Although the South African constitution guarantees religious freedom, the state has not been exactly tolerant towards faith expression. First there was the debacle surrounding the refusal of Home Affairs to grant the Dalai Lama a visa in order to attend a birthday celebration in honour of Archbishop emeritus Desmond Tutu. There are some 6,000 Buddhists living in South Africa, less than 0.01% of the population.
Then there was the South African Labour Court’s insistence that working class Jews must seek religious guidance from employers in a labour situation in which employees may be interrogated on matters of religious doctrine. Both cases are still ongoing and demonstrate the complete failure of the South African government to cater to minority religious groupings.
Now we hear of the eminent demise of Christmas and Good Friday as public holidays. It is not all that surprising. Why should Christians be allowed to practice their religious traditions and not other groups?
A few hundred people took to the Johannesburg CBD yesterday to voice their concern over hearings to review public holidays.
“Hands off Christmas and Good Friday!” was the message conveyed by supporters of the African Christian Democratic Party (ACDP). The march led by ACDP leader Kenneth Meshoe ended with his handing over a memorandum to Home Affairs minister, Naledi Pandor at Constitutional Hill to oppose a motion by the Commission for the Protection and Promotion of Cultural, Religious and Linguistic Communities.
The commission is allegedly exploring the idea of requesting government to scrap Good Friday and Christmas from the national calendar. The commission alleges that the celebrating of the two Christian holidays discriminated and excludes other religious denominations.
Reading the memorandum, Meshoe said they did not believe the two holidays discriminated against any religion.
“According to Statistics South Africa, Christians make up 79.5% of the country’s population,” said Meshoe.
He said the existence of these two holidays on the calendar showed the majority’s standing.
It is unclear what Meshoe’s true rationale for opposing the motion is, since it is apparent from a number of legal precedents set over the past years such as the Dalai Lama case*, that there is really no such thing as freedom of religion in South Africa.

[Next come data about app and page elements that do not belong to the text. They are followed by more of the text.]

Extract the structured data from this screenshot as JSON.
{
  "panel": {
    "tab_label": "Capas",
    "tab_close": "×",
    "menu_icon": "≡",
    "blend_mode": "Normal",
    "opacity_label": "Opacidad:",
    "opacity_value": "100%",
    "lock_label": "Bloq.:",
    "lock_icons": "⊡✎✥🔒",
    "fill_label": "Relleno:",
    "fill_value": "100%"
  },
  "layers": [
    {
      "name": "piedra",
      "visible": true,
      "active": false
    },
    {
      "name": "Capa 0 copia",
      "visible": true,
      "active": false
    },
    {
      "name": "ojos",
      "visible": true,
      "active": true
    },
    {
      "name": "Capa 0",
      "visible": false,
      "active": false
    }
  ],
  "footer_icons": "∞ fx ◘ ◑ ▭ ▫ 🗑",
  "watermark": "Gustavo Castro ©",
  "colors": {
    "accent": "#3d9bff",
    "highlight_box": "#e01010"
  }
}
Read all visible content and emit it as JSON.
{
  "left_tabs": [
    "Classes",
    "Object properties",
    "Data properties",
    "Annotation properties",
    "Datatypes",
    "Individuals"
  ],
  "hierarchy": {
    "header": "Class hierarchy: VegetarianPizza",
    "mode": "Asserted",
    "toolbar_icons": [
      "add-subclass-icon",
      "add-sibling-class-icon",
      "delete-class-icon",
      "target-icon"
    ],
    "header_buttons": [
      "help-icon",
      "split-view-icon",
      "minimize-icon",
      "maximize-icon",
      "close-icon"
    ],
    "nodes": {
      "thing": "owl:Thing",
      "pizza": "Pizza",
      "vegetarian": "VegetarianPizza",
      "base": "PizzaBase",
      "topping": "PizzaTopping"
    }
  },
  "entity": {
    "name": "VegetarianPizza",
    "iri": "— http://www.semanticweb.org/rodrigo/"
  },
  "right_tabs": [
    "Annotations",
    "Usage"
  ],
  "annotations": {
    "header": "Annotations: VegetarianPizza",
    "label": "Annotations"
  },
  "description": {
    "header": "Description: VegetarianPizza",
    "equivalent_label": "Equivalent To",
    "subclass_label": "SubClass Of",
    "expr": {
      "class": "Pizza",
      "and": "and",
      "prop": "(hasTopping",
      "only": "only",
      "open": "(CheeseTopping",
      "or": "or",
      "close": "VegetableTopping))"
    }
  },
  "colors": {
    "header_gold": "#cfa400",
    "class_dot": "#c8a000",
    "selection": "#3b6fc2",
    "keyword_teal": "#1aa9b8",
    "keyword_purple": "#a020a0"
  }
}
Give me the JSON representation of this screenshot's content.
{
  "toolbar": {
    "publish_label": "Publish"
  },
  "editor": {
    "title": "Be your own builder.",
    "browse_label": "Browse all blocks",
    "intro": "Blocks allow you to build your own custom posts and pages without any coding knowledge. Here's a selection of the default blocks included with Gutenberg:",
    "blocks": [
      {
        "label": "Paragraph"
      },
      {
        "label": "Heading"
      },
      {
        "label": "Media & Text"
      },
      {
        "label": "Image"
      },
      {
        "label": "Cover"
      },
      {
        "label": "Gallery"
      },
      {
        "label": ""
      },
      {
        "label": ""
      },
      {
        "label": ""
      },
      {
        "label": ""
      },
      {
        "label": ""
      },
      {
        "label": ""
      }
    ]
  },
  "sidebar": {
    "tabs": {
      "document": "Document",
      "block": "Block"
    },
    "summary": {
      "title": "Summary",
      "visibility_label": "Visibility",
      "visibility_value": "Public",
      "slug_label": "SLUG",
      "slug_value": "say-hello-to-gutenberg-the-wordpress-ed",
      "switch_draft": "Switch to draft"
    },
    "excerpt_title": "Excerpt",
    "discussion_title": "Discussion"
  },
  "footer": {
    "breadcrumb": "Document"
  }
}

NOTE: In terms of current South African Labour Law, it is entirely up to the discression of the employer, as to whether or not Muslim employees are able to take off certain religious holidays.